Title: The Battle of the Bismarck Sea 3rd March 1943
Author: Lex McAulay
Condition: Very Good
Edition: 1st Edition
Publication Date: 1991
Cover: Soft Cover without Dust Jacket – 262 pages
Comments: The Battle of the Bismarck Sea (2–4 March 1943) took place in the South West Pacific Area (SWPA) during World War II. During the course of the battle, aircraft of the U.S. Fifth Air Force and the Royal Australian Air Force (RAAF) attacked a Japanese convoy that was carrying troops to Lae, New Guinea. Most of the task force was destroyed, and Japanese troop losses were heavy.
In December 1942, the Japanese Imperial General Headquarters decided to reinforce their position in the South West Pacific.
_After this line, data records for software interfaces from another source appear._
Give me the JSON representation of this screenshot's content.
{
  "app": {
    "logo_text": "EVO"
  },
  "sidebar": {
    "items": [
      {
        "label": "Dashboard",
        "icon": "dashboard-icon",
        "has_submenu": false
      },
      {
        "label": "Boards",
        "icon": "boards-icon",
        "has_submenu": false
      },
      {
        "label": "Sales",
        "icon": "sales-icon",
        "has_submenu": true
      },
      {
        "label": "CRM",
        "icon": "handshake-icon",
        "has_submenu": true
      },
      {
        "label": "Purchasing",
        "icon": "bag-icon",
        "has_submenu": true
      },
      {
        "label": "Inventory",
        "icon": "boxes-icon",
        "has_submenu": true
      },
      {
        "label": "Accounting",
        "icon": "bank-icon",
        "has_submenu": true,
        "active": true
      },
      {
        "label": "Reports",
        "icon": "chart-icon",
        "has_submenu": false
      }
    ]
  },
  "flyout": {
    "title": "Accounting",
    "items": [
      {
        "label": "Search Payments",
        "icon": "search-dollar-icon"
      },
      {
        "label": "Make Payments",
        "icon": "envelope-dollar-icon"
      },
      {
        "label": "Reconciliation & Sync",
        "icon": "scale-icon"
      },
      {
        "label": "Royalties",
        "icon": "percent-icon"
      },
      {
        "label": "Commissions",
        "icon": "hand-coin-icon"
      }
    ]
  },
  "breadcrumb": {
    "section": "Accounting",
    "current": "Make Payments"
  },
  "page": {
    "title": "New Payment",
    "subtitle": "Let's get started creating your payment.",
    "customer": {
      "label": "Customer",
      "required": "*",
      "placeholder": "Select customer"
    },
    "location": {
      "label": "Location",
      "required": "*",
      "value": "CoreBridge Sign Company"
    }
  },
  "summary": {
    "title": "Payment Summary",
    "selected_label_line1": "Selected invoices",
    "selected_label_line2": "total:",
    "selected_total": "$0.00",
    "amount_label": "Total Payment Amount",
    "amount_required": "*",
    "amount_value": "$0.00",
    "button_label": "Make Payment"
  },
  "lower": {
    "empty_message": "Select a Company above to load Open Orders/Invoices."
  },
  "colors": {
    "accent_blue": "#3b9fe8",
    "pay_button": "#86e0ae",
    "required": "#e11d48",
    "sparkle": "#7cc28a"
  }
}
A plan was devised to move some 6,900 troops from Rabaul directly to Lae. The plan was understood to be risky, because Allied air power in the area was strong, but it was decided to proceed because otherwise the troops would have to march through inhospitable swamp, mountain and jungle terrain without roads. On 28 February 1943, the convoy—comprising eight destroyers and eight troop transports with an escort of approximately 100 fighters—set out from Simpson Harbour in Rabaul.
The Allies had detected preparations for the convoy, and naval codebreakers in Melbourne and Washington, D.C. had decrypted and translated messages indicating the convoy’s intended destination and date of arrival. The Allied Air Forces had developed new techniques that they hoped would improve the chances of successful air attack on ships. They detected and shadowed the convoy, which came under sustained air attack on 2–3 March 1943. Follow-up attacks by PT boats and aircraft were made on 4 March. All eight transports and four of the escorting destroyers were sunk. Out of 6,900 troops who were badly needed in New Guinea, only about 1,200 made it to Lae. Another 2,700 were saved by destroyers and submarines and returned to Rabaul. The Japanese would make no further attempts to reinforce Lae by ship, greatly hindering their ultimately unsuccessful efforts to stop Allied offensives in New Guinea.
Previous owner’s name on half title page and inside back cover.